International Association of Machinists and Aerospace Workers at Boeing Co., Chicago, went on strike today after rejecting a proposed $6 increase in their pension benefit to $66 per month for each year of service, the top issue of contention with the company's contract offer, according to a union statement.
The "company multiplier of $66 is insulting and is the lowest percentage increase ever since the plan was established in 1955 — even though it was your top issue," according to another IAM&AW statement to members. "Boeing could easily afford a $20 pension increase with no general wage increases ... "

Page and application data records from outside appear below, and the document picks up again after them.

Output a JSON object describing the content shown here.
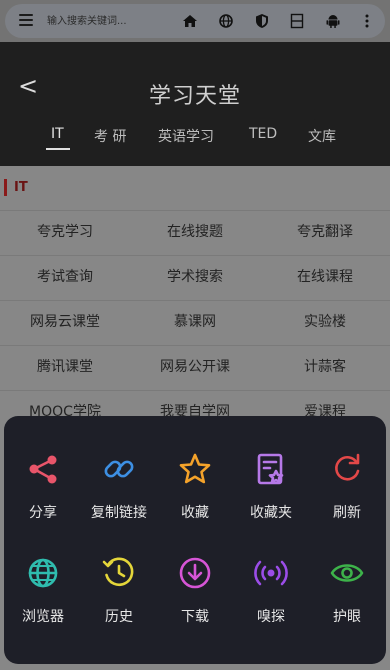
{
  "browser": {
    "search_placeholder": "输入搜索关键词..."
  },
  "header": {
    "back_label": "<",
    "title": "学习天堂",
    "tabs": [
      {
        "label": "IT"
      },
      {
        "label": "考 研"
      },
      {
        "label": "英语学习"
      },
      {
        "label": "TED"
      },
      {
        "label": "文库"
      }
    ]
  },
  "section": {
    "title": "IT",
    "items": [
      "夸克学习",
      "在线搜题",
      "夸克翻译",
      "考试查询",
      "学术搜索",
      "在线课程",
      "网易云课堂",
      "慕课网",
      "实验楼",
      "腾讯课堂",
      "网易公开课",
      "计蒜客",
      "MOOC学院",
      "我要自学网",
      "爱课程"
    ]
  },
  "sheet": {
    "actions": [
      {
        "label": "分享",
        "icon": "share-icon",
        "color": "#e8556a"
      },
      {
        "label": "复制链接",
        "icon": "link-icon",
        "color": "#3d8fe3"
      },
      {
        "label": "收藏",
        "icon": "star-icon",
        "color": "#f4a22a"
      },
      {
        "label": "收藏夹",
        "icon": "bookmark-folder-icon",
        "color": "#b679e8"
      },
      {
        "label": "刷新",
        "icon": "refresh-icon",
        "color": "#e34848"
      },
      {
        "label": "浏览器",
        "icon": "globe-icon",
        "color": "#2fbcae"
      },
      {
        "label": "历史",
        "icon": "history-icon",
        "color": "#e4d63a"
      },
      {
        "label": "下载",
        "icon": "download-icon",
        "color": "#d655d6"
      },
      {
        "label": "嗅探",
        "icon": "sniff-icon",
        "color": "#9b4de8"
      },
      {
        "label": "护眼",
        "icon": "eye-icon",
        "color": "#3db34a"
      }
    ]
  }
}
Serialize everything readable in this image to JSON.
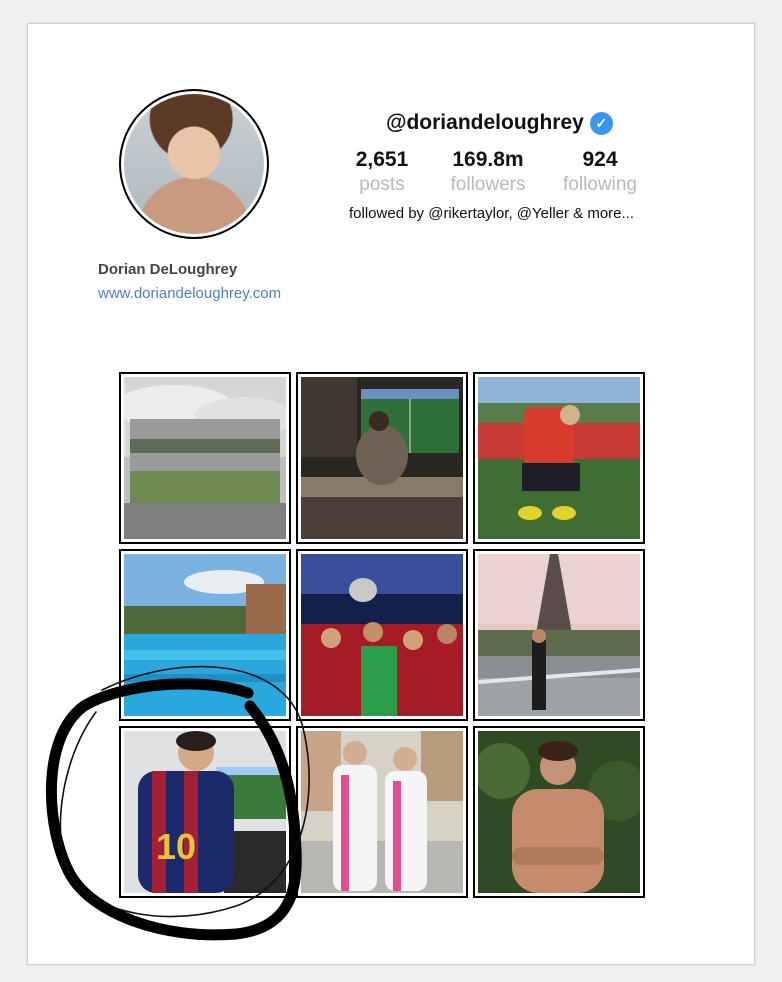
{
  "profile": {
    "handle": "@doriandeloughrey",
    "verified_icon": "verified-badge-icon",
    "stats": {
      "posts": {
        "value": "2,651",
        "label": "posts"
      },
      "followers": {
        "value": "169.8m",
        "label": "followers"
      },
      "following": {
        "value": "924",
        "label": "following"
      }
    },
    "followed_by": "followed by @rikertaylor, @Yeller & more...",
    "name": "Dorian DeLoughrey",
    "website": "www.doriandeloughrey.com"
  },
  "colors": {
    "verified": "#3897f0",
    "link": "#4a7fd6",
    "muted_label": "#b9b9b9",
    "annotation_ink": "#000000"
  },
  "grid": {
    "columns": 3,
    "rows": 3,
    "tiles": [
      {
        "scene": "cloudy-field"
      },
      {
        "scene": "person-watching-football-on-tv"
      },
      {
        "scene": "man-tying-boots-on-pitch"
      },
      {
        "scene": "pool-with-sea-view"
      },
      {
        "scene": "football-team-celebrating-trophy"
      },
      {
        "scene": "man-in-front-of-eiffel-tower"
      },
      {
        "scene": "man-in-messi-10-shirt"
      },
      {
        "scene": "two-girls-in-pink-white-tracksuits"
      },
      {
        "scene": "shirtless-man-in-garden"
      }
    ]
  },
  "annotation": {
    "type": "hand-drawn-circle",
    "target_tile": "man-in-messi-10-shirt"
  }
}
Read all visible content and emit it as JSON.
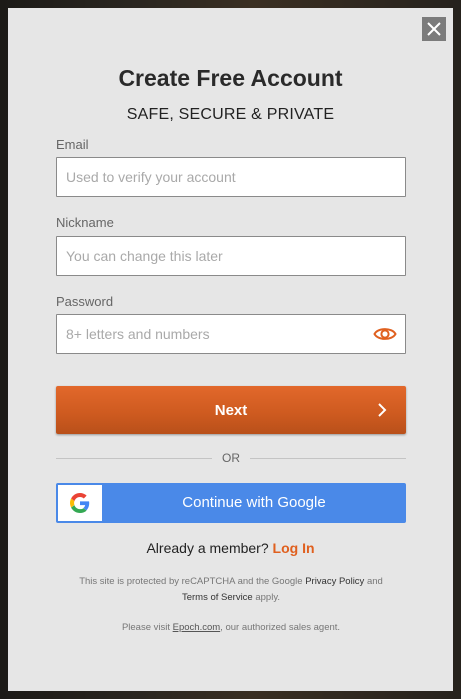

"We are disappointed with the outcome of the IAM vote today," according to a Boeing statement. "No one ever benefits from a strike. … We offered a comprehensive contract that compared favorably with others in our industry and in the regions where we operate."
Charles Bickers, Boeing spokesman, said, "We've always had a well-funded, well-managed, secure pension plan. We put $4.4 billion into our plans last year. We have said we'd put $1.6 billion into our plans this year. … Many companies in America have difficulty meeting their obligations to pensions. We've improved our pension, which is at a competitive level. We maintained a 401(k) match at 50% up to 8% (of pay). We think (our pension) is at a competitive level, and we want to make sure retirees can rely on the pension fund."
Union spokesmen couldn't be reached for comment.